> _Exercise requirements_
Tally the lines in the following entries that include the word "icon"; state only the total.

Start of Recorded information

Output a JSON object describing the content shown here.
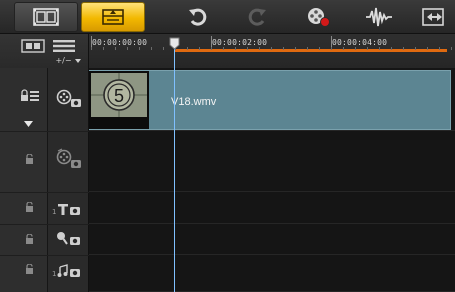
{
  "toolbar": {
    "storyboard_view": "film-strip-icon",
    "timeline_view": "timeline-view-icon",
    "undo": "undo-icon",
    "redo": "redo-icon",
    "record_capture": "record-capture-icon",
    "auto_music": "auto-music-icon",
    "fit_project": "fit-project-icon"
  },
  "header": {
    "add_remove_tracks": "+/−"
  },
  "ruler": {
    "timecodes": [
      "00:00:00:00",
      "00:00:02:00",
      "00:00:04:00"
    ]
  },
  "tracks": {
    "video": {
      "clip": {
        "name": "V18.wmv",
        "thumbnail_number": "5"
      }
    },
    "title_track_number": "1",
    "music_track_number": "1"
  },
  "colors": {
    "active_view": "#f2b800",
    "clip": "#5c8592",
    "work_area": "#e06a10",
    "playhead": "#7fc0ff"
  }
}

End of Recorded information

> _Answer to the exercise_
7